the brave frontline fighters are out there again... having to tackle another blaze ECOLOGISTS HAVE UNDERSTOOD HOW IMPORTANT FIRE IS TO THE NATURAL PATTERNS OF ECOSYSTEMS
The thirsty fledgling blackbird sitting on my water bucket finally plucks up the courage to fly, just in the nick of time as the two farm cats home in on it. It instinctively heads from the shade of the fig tree to the higher branches of the pines to the south and I watch it settle beyond reach of feline claws. Hoopoes, golden orioles, swifts, swallows, bee eaters and others fill the morning air with their music and calls.
My eyes look further and up, through the building heat haze to the beguiling, protected natural cliffs, peaks and forest of the Serra de Llaberia. My smile slides from my face. It will be nearing 40 degrees in a few hours. Hot air will once again come barrelling down the valley, devoid of humidity. Everywhere is already tinder dry.
“Dwell in possibility” is one of my positive mantras to family and friends. This is different. At times like these we have an overwhelming sense of inevitability.
The massif has had its fair share of wildfires, including one six kilometres east of our farm at the end of the valley, but not in our two decades here have the stunning features of cliff and crowded green in front of us and which we appreciate so much been turned to ash. When it is baking and blowing like this I can’t help wondering when not if.
A lightning strike more than 10 years ago hit a tree just out of sight up beyond the lip of the ridge. The storm passed, the core of the tree smouldered and then, a few clear days later, the trunk toppled. Whoosh. The fire crews and helicopters were on it within minutes. We and the village were saved from what could have been a desperate ordeal. As I write, the brave frontline fighters are out there again, the other side of the community, damping down having to tackle another blaze deep in a dense, highly combustible gully. So much – lives, livelihoods, Mother Nature and all she encapsulates and sustains – are increasingly on the line across the world. Catalonia, so dense with growth, a lung, is no exception.

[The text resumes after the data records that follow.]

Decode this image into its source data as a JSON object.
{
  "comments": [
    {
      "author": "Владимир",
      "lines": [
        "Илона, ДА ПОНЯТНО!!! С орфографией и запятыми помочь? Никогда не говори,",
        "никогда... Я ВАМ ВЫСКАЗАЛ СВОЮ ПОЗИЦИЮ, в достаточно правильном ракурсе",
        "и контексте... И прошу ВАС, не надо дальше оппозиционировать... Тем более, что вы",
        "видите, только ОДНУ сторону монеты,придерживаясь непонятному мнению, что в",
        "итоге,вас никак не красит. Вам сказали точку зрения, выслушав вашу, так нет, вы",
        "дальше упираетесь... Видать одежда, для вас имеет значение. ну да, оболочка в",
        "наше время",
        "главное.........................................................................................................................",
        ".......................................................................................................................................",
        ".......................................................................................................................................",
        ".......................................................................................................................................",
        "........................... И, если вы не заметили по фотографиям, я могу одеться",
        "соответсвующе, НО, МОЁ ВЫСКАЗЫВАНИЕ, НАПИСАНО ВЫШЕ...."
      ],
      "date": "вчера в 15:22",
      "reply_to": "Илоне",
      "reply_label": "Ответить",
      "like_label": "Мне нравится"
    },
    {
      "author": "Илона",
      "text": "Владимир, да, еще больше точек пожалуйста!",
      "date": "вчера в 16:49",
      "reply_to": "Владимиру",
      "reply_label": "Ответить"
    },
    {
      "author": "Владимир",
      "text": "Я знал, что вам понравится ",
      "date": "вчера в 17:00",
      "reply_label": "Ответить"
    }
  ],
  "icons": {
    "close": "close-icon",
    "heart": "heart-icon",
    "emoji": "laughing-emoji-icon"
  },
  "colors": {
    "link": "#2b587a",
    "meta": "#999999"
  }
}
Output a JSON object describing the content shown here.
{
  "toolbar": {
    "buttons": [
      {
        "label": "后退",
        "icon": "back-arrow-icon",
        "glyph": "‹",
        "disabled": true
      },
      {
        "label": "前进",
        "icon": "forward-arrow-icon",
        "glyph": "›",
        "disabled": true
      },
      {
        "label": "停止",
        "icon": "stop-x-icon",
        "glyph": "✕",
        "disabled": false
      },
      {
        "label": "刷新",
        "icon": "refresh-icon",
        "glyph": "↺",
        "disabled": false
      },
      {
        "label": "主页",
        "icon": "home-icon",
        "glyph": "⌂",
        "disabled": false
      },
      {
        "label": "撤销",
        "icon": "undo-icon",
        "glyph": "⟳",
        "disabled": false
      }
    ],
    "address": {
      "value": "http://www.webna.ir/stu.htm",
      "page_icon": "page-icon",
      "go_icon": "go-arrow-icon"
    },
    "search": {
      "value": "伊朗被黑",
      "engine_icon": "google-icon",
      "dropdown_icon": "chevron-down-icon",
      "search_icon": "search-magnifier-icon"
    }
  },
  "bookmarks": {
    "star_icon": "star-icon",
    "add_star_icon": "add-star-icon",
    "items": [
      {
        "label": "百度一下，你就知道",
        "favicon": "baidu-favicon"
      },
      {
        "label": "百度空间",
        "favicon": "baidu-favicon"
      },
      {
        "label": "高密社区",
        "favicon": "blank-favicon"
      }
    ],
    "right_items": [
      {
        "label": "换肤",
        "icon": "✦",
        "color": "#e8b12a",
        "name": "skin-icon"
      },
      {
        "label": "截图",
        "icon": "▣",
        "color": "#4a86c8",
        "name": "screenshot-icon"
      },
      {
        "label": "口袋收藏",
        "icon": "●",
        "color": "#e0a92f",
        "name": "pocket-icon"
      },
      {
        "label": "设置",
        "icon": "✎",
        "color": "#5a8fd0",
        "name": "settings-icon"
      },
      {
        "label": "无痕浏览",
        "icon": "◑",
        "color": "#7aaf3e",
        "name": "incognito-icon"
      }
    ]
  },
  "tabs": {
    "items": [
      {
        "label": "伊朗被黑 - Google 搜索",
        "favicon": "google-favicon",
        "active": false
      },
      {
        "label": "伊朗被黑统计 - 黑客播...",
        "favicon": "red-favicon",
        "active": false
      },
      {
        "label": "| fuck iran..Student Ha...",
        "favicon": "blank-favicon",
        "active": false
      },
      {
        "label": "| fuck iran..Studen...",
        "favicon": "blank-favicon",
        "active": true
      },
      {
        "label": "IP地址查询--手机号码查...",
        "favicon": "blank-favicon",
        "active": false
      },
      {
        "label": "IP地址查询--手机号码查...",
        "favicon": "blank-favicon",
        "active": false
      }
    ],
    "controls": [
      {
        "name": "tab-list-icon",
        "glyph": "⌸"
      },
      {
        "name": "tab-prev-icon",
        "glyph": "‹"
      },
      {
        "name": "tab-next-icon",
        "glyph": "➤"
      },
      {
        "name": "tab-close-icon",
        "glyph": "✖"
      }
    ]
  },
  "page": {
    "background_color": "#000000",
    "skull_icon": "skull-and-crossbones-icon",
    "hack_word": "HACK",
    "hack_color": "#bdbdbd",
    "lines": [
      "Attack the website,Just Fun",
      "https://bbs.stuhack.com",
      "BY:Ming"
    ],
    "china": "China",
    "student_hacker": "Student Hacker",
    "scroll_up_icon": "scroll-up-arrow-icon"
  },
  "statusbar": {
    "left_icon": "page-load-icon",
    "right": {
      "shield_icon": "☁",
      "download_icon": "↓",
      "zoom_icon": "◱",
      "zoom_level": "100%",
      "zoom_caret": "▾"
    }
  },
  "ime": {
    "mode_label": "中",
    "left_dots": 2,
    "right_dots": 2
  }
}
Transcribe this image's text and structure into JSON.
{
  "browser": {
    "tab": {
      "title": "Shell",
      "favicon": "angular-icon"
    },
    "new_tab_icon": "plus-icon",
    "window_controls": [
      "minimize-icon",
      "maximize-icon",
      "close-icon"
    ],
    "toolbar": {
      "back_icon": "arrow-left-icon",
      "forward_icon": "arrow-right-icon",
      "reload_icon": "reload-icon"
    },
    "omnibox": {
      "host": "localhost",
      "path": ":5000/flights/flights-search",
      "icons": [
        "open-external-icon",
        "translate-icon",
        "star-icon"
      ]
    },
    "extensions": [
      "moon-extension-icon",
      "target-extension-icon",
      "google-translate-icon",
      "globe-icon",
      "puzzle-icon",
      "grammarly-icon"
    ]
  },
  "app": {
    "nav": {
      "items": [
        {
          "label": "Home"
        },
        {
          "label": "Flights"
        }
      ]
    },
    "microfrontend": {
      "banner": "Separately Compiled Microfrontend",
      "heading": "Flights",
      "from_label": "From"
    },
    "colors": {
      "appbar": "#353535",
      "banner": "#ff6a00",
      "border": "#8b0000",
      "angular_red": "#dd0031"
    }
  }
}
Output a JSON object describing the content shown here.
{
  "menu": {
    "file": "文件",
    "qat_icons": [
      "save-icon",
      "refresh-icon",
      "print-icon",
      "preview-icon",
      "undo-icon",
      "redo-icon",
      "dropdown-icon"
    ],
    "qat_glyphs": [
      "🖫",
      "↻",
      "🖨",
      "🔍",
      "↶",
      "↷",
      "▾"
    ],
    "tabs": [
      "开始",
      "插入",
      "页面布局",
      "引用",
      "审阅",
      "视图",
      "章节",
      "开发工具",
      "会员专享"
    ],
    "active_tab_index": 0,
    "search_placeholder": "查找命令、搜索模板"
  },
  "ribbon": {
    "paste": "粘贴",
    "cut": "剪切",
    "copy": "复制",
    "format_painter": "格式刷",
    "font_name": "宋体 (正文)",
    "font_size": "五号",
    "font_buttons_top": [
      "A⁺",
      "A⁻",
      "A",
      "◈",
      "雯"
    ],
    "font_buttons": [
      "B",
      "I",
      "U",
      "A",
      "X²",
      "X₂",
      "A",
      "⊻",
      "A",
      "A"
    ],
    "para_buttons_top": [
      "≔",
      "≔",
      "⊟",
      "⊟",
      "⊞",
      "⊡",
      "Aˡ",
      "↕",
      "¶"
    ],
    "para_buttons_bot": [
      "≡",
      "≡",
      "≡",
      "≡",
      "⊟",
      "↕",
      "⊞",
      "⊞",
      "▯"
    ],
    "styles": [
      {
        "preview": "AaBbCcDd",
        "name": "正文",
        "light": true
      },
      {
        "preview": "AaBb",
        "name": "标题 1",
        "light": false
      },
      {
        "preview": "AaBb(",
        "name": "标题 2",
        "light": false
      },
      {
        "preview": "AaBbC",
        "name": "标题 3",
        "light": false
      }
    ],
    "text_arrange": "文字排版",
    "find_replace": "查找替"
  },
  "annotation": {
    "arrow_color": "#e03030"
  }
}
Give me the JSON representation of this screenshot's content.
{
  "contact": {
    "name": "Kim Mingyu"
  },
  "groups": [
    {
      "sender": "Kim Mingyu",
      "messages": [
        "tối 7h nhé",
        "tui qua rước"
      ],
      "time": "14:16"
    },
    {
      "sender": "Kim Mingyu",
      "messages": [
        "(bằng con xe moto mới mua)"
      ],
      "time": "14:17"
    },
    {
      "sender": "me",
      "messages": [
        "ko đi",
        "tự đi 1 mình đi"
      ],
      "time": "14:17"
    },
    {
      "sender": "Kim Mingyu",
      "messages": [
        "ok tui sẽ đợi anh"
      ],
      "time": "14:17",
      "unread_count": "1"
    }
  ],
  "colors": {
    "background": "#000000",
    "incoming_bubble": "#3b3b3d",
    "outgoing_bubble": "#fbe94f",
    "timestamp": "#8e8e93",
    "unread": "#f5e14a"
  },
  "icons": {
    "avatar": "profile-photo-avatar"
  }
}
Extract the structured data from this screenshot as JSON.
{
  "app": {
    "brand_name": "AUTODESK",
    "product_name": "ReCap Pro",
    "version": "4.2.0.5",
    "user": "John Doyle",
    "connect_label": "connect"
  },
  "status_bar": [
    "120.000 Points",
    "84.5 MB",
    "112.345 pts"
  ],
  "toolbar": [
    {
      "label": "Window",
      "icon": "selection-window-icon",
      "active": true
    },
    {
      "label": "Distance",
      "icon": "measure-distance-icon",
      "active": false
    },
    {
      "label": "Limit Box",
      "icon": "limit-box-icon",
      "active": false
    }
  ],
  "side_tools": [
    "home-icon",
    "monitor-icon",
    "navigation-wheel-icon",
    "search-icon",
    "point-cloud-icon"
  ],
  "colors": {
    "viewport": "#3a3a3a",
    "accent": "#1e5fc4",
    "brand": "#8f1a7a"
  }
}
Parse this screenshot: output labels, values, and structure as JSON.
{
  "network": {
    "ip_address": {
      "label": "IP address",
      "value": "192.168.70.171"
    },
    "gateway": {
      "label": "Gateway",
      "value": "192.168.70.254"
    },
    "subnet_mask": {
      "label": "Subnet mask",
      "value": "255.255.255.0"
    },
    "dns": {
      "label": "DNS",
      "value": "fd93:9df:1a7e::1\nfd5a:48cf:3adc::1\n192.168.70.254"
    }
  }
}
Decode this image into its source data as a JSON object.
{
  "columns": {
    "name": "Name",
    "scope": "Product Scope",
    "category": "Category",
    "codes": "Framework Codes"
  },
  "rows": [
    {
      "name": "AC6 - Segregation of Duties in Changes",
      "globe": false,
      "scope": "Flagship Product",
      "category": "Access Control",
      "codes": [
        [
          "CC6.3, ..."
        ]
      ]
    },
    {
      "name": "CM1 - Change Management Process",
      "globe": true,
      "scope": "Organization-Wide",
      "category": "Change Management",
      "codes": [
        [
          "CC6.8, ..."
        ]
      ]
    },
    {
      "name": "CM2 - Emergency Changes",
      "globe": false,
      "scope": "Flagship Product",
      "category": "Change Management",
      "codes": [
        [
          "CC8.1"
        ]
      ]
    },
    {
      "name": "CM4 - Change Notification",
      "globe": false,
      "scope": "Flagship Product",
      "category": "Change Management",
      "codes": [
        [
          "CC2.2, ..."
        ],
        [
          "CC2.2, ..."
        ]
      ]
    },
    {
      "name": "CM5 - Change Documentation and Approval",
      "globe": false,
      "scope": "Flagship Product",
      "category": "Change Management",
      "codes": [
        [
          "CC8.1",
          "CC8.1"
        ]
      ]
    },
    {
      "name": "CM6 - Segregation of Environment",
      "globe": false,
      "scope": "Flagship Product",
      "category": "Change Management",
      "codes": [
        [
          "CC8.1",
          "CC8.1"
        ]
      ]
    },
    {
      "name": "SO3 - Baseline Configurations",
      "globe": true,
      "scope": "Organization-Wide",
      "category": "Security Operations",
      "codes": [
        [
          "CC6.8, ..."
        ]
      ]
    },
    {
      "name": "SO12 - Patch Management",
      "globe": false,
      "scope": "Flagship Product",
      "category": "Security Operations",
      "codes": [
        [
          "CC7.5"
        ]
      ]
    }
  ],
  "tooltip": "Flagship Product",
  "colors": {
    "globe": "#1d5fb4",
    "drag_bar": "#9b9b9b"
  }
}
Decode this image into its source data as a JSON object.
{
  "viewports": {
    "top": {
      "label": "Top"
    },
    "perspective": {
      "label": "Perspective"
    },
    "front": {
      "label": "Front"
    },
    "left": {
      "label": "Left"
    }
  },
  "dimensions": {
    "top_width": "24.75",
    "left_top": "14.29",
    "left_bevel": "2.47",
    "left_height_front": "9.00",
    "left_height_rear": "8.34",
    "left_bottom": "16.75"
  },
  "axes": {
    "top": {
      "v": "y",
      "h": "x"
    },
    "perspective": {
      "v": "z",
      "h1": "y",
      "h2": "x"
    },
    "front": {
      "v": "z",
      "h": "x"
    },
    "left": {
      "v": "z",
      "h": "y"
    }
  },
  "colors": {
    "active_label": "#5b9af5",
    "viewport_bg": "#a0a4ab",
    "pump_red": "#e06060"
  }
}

Birds can flee, perhaps boar, deer, foxes etc. can outrun a blaze if it is not fanned, but the salamanders, the frogs, snakes, lizards, rodents, red squirrels, tortoises, insects - the plethora of rarely seen, vital life, cannot. Perhaps the trees and other growth will regenerate. They should. Fire is part of the cycle of life. But portents regarding the increasing intensity and frequency with the onset of climate upheaval begin to eat into hope. We have to change, to learn, and we can.
Ecologists have for some time now understood how important fire is to the natural patterns of ecosystems. This “fire regime” serves to uphold health, despite the initial gross and depressive scarring of the terrain. It is a reset. Root systems store nutrients and can survive, seeds need fire to end their dormancy and after the cleansing the glorious cycle can begin again... unless the blazes are unnaturally severe. Forests that are adapted to fires can be destroyed. And I have not mentioned, of course, how this ferocity, fuelled by heightening temperatures, can and will break past patterns and increasingly threaten human life in the years ahead. Don’t we already know it?
If the data are to be believed, more than half the wild fires in Catalonia are caused by human error. In an invaluable nutshell we have a fact that defines our fundamental collective responsibility in the face of this growing threat to our environment, and to the people who put their lives on the line to protect us and our homes. I thank them.
Take great care during what is left of this blistering year, whatever the season.